While adaptogens have been used historically in diet to promote overall wellbeing, the unique benefits of this ingredient classification can be extended to topical applications as well. Topical applications of adaptogens can help the skin adapt more efficiently to different stresses. Offsetting stress and subsequent damage can then help skin maintain its youthful beauty.
- Pizzino G, Irrera N, Cucinotta M, et al. Oxidative Stress: Harms and Benefits for Human Health. Oxid Med Cell Longev. 2017;2017:8416763. doi:10.1155/2017/8416763
- Mirmiran P, Hadavi H, Mottaghi A, Azizi F. Effect of dietary patterns on oxidative stress in Patiants with metabolic syndrome: Tehran Lipid and Glucose Study.
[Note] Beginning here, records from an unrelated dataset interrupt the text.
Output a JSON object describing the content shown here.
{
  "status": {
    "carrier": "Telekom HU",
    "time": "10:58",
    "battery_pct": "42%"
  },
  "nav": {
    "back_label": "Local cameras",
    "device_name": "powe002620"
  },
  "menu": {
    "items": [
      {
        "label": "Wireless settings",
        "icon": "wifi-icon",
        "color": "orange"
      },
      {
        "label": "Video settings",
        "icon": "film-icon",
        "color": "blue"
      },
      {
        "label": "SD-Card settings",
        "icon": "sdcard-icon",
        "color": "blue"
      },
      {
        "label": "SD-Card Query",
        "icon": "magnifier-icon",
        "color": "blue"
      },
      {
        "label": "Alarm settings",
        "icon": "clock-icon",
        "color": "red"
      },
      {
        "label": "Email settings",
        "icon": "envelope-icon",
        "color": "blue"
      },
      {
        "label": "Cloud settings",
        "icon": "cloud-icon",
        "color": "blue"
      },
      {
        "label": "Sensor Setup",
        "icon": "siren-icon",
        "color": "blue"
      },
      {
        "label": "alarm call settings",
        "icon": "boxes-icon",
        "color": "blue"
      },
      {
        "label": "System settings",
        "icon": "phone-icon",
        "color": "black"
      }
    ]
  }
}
Caspian J Intern Med. 2018;9(4):376-385. doi:10.22088/cjim.9.4.376
- Jówko E, Różański P, Tomczak A. Effects of a 36-h Survival Training with Sleep Deprivation on Oxidative Stress and Muscle Damage Biomarkers in Young Healthy Men. Int J Environ Res Public Health. 2018;15(10):2066. Published 2018 Sep 20. doi:10.3390/ijerph15102066
- Sundelin T, Lekander M, Kecklund G, Van Someren EJ, Olsson A, Axelsson J. Cues of fatigue: effects of sleep deprivation on facial appearance. Sleep. 2013;36(9):1355-1360. Published 2013 Sep 1. doi:10.5665/sleep.2964
- Rinnerthaler M, Bischof J, Streubel MK, Trost A, Richter K. Oxidative stress in aging human skin. Biomolecules. 2015;5(2):545-589. Published 2015 Apr 21. doi:10.3390/biom5020545
- Araviiskaia E, Berardesca E, Bieber T, et al. The impact of airborne pollution on skin. J Eur Acad Dermatol Venereol. 2019;33(8):1496-1505. doi:10.1111/jdv.15583
- Amaro-Ortiz A, Yan B, D'Orazio JA. Ultraviolet radiation, aging and the skin: prevention of damage by topical cAMP manipulation. Molecules. 2014;19(5):6202-6219. Published 2014 May 15. doi:10.3390/molecules19056202